tcp_testing

TCP testing in Linux is an continuous process. These tests are concerned with the behavior and correctness of the TCP protocol in the Linux kernel.

More will be added to this page soon.

Contents


Tools

Many tools are available for building TCP tests, but some of the basic ones are:

Iperf  
a simple client/server test application.
TcpProbe  
kernel module that creates a way to see TCP endpoint state changes
Netem  
emulate long delays, packet loss etc.


Tuning

When running TCP experiments over high Bandwidth Delay Product (BDP) you probably want to change the maximum available TCP window size. TCP tuning is done via wikipedia:sysctl parameters documented in Net:Ip-sysctl (or Documentation/networking/ip-sysctl.txt) see for more info.
At a minimum increase tcp_rmem[2] for receiver and tcp_wmem[2] for sender to twice the BDP.

If the test involves repeated connections, you should also turn off the route metrics:

 sysctl -w net.ipv4.tcp_no_metrics_save=1

Normally Linux will remember the last slow start threshold (ssthresh). This modifies the result of the second test, and causes errors.


Experiments



Congestion Control

The purpose of congestion control tests is to observe how the congestion window changes with different network conditions. These tests have lots of possible variables and there is no one "right answer".


Example

A basic test would be:

  1. Start iperf server on the receiver
 iperf -s 
  1. Insert tcp_probe module (as root) on sending machine and filter for iperf port. You can change the mode to allow non-root user access
 modprobe tcp_probe port=5001
 chmod 444 /proc/net/tcpprobe
  1. Capture tcp probe output (on sender) and place in background
 cat /proc/net/tcpprobe >/tmp/tcpprobe.out &
 TCPCAP=$!
  1. Run iperf test on sender for 15minutes
 iperf -i 10 -t 300 -c receiver
  1. Kill capture process
  kill $TCPCAP

The tcp probe capture file will contain one line for each packet sent.

 0.073678 10.8.0.54:38644 192.168.1.42:5001 24 0xb6b19bb 0xb6b19bb 2 2147483647 5792
 ^        ^               ^                 ^  ^         ^         ^ ^          ^
 |        |               |                 |  |         |         | |          +- [9] Send window
 |        |               |                 |  |         |         | +------------ [8] Slow start threshold
 |        |               |                 |  |         |         +-------------- [7] Congestion window
 |        |               |                 |  |         +------------------------ [6] Unacknowledged sequence #
 |        |               |                 |  +---------------------------------- [5] Next send sequence #
 |        |               |                 +------------------------------------- [4] Bytes in packet
 |        |               +------------------------------------------------------- [3] Receiver address:port
 |        +----------------------------------------------------------------------- [2] Sender address:port
 +-------------------------------------------------------------------------------- [1] Time seconds
 
 * The value of slow start threshold here is (-1) which means it hasn't been determined yet
 * Time since Tcp probe was loaded.
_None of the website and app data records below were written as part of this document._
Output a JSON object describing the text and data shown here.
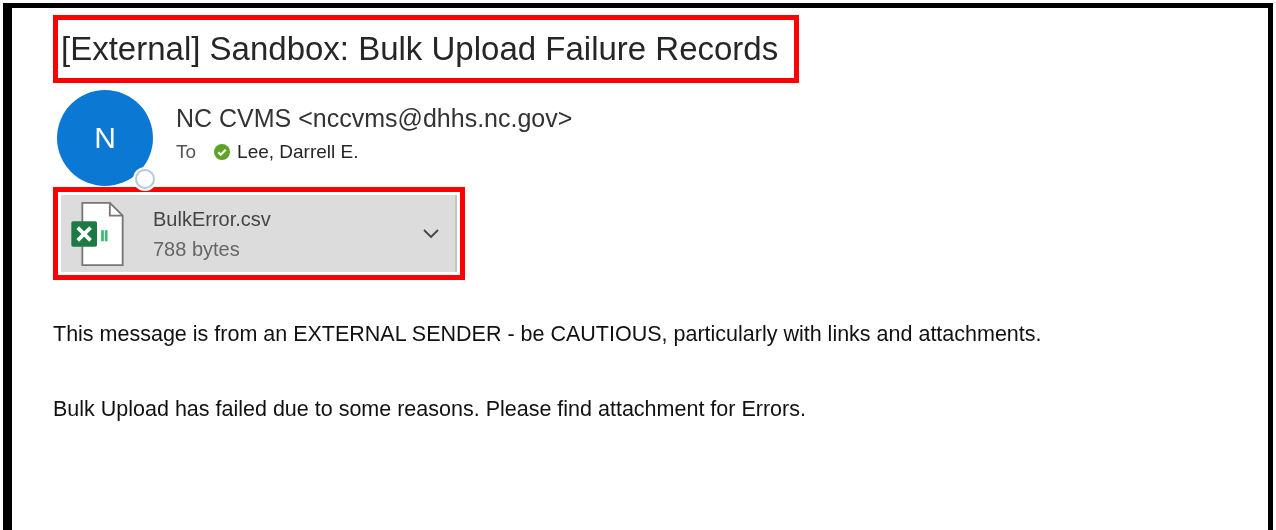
{
  "message": {
    "subject": "[External] Sandbox: Bulk Upload Failure Records",
    "subject_highlighted": true,
    "sender": {
      "initial": "N",
      "name": "NC CVMS <nccvms@dhhs.nc.gov>",
      "to_label": "To",
      "recipient": "Lee, Darrell E."
    },
    "attachment": {
      "name": "BulkError.csv",
      "size": "788 bytes",
      "highlighted": true
    },
    "body": [
      "This message is from an EXTERNAL SENDER - be CAUTIOUS, particularly with links and attachments.",
      "Bulk Upload has failed due to some reasons. Please find attachment for Errors."
    ]
  }
}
This text file can be easily filtered and modified with standard tools such as awk and perl. A common usage is to make a plot of congestion window and slow start threshold over time using gnuplot.

 $ gnuplot -persist <<"EOF"
 set data style linespoints
 show timestamp
 set xlabel "time (seconds)"
 set ylabel "Segments (cwnd, ssthresh)"
 plot "/tmp/tcpprobe.out" using 1:7 title "snd_cwnd", \
      "/tmp/tcpprobe.out" using 1:($8>=2147483647 ? 0 : $8) title "snd_ssthresh"
 EOF
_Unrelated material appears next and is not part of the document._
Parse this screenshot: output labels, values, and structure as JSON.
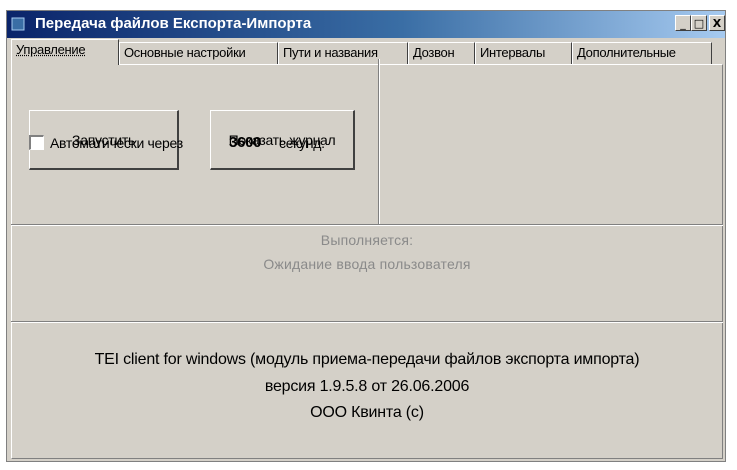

The result should look something like this:
cubic.png

A set of scripts to run test like this and plot are available [1]


Variations

There are many possible factors that can be evaluated in any test.
For a good discussion of the issues see the paper:
On the effective evaluation of TCP and Experimental evaluation of TCP protocols for high-speed networks.

Algorithim 
Linux provides many congestion control algorithms now.
BDP 
TCP needs to adapt to a wide range of band-width delay products
Loss 
TCP should recover from moderate loss, but since most congestion control algorithms use loss to estimate BDP; they have trouble distinguishing random packet loss from router queue overflow packet drop.
Fairness 
Define fairness and how to measure it
Background traffic
Describe how to add background traffic via harpoon here


Performance

On Linux TCP should be able to fully saturate the network given a sufficiently fast CPU and bus for a single connection. Some useful tools are:

  • netperf allow for measuring CPU utilization
  • Apache benchmark for measuring lots of web connections
  • curl-loader web traffic generation (HTTP/S, FTP/S) with 10-20K and more real HTTP sessions

See also Performance Testing .


Protocol Conformance

There are (expensive) TCP protocol validation suites.

Fuzz testing is a useful way to find unexpected bugs in the TCP processing.
ISIC is a suite of utilities to exercise the stability of an IP Stack and its component stacks (TCP, UDP, ICMP et. al.)


External Links

Groups: